=== YOUR GOAL ===
Return every line from the records below in which the word "title" is found.

=== Interface dataset entries ===
== Segment start ==
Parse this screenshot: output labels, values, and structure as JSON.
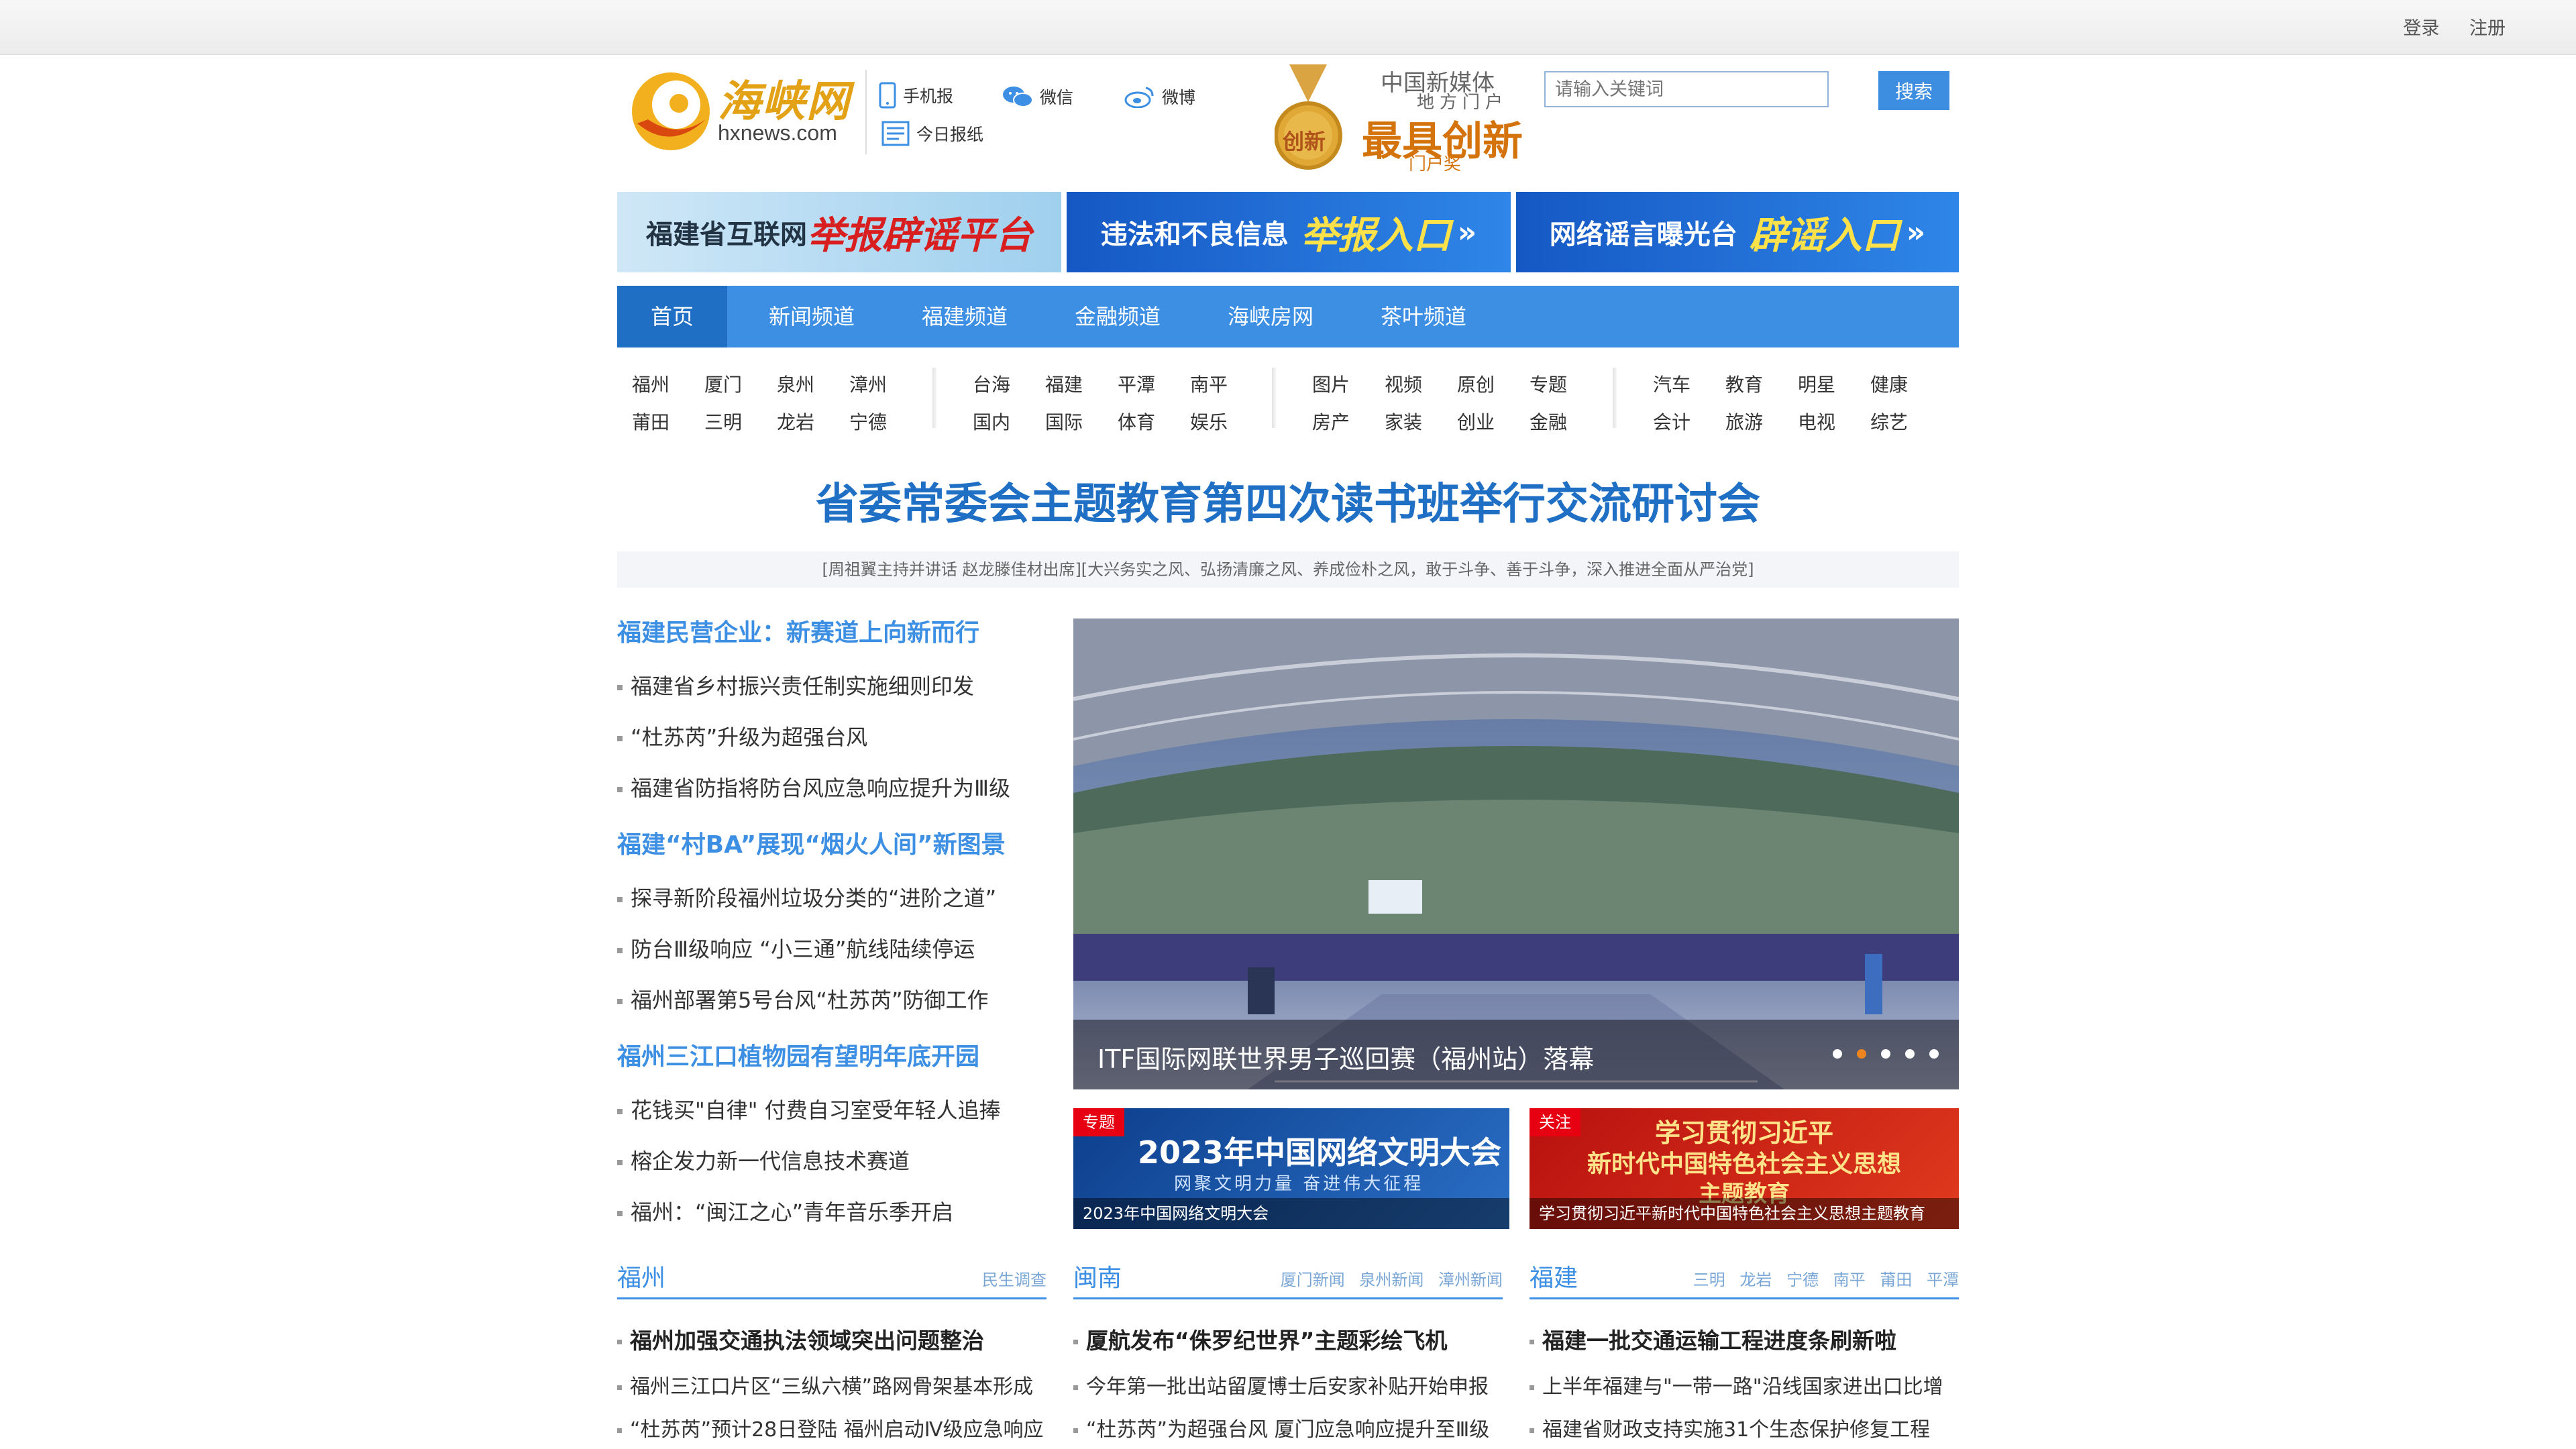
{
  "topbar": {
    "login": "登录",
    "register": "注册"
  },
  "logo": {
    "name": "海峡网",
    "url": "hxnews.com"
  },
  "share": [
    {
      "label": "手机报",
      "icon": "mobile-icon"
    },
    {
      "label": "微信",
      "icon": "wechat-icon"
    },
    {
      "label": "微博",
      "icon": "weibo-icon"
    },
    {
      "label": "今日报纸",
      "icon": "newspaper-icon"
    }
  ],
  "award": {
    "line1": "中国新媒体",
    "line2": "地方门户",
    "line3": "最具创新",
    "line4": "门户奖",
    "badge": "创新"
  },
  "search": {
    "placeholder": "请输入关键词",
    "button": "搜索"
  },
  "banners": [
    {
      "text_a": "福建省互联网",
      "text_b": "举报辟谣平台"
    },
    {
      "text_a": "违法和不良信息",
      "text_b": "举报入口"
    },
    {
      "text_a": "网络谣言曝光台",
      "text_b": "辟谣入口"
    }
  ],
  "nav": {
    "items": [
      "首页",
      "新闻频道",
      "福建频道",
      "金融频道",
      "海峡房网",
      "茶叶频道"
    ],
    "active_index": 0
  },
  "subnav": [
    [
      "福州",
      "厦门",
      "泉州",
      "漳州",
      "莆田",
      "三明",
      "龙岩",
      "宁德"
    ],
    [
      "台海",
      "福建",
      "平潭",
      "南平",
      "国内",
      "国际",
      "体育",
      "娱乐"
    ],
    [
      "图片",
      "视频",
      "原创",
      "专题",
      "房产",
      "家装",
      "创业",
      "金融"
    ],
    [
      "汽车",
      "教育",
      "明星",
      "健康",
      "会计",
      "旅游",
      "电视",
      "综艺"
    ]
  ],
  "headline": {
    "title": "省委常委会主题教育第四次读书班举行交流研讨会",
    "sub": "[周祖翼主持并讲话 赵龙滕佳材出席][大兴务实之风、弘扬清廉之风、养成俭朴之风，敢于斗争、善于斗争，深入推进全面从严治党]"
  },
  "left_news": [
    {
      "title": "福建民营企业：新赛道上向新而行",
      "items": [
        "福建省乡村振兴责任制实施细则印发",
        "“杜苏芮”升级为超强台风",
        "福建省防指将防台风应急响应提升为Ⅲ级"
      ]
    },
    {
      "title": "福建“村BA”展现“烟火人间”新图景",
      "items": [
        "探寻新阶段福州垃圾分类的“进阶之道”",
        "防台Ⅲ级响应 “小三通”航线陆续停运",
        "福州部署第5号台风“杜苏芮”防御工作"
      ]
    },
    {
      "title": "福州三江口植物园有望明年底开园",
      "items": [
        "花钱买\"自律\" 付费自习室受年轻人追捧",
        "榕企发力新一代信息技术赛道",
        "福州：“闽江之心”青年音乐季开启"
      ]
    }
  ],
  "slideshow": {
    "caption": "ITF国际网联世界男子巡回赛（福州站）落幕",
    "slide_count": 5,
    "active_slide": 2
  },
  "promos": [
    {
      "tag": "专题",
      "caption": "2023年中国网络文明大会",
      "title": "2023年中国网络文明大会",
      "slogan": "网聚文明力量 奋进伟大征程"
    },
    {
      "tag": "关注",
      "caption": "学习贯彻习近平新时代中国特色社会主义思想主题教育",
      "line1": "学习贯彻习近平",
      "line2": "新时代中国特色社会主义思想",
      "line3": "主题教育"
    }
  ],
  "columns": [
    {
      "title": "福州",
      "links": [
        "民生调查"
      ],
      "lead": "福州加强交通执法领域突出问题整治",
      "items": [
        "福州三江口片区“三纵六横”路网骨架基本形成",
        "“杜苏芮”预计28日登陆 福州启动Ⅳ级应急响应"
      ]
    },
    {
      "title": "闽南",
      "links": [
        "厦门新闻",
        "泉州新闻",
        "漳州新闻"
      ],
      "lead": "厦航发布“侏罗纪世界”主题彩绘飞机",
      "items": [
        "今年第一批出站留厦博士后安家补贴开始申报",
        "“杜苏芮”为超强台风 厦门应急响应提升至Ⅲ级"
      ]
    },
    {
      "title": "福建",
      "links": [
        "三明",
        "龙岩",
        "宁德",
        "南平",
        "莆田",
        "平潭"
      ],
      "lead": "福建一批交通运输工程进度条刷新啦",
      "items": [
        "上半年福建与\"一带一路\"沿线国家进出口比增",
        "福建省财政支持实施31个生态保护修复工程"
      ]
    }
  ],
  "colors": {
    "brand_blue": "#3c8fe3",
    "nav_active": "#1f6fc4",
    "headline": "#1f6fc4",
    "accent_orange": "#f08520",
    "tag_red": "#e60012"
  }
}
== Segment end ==
=== EXERCISE OUTPUT ===
    "title": "省委常委会主题教育第四次读书班举行交流研讨会",
      "title": "福建民营企业：新赛道上向新而行",
      "title": "福建“村BA”展现“烟火人间”新图景",
      "title": "福州三江口植物园有望明年底开园",
      "title": "2023年中国网络文明大会",
      "title": "福州",
      "title": "闽南",
      "title": "福建",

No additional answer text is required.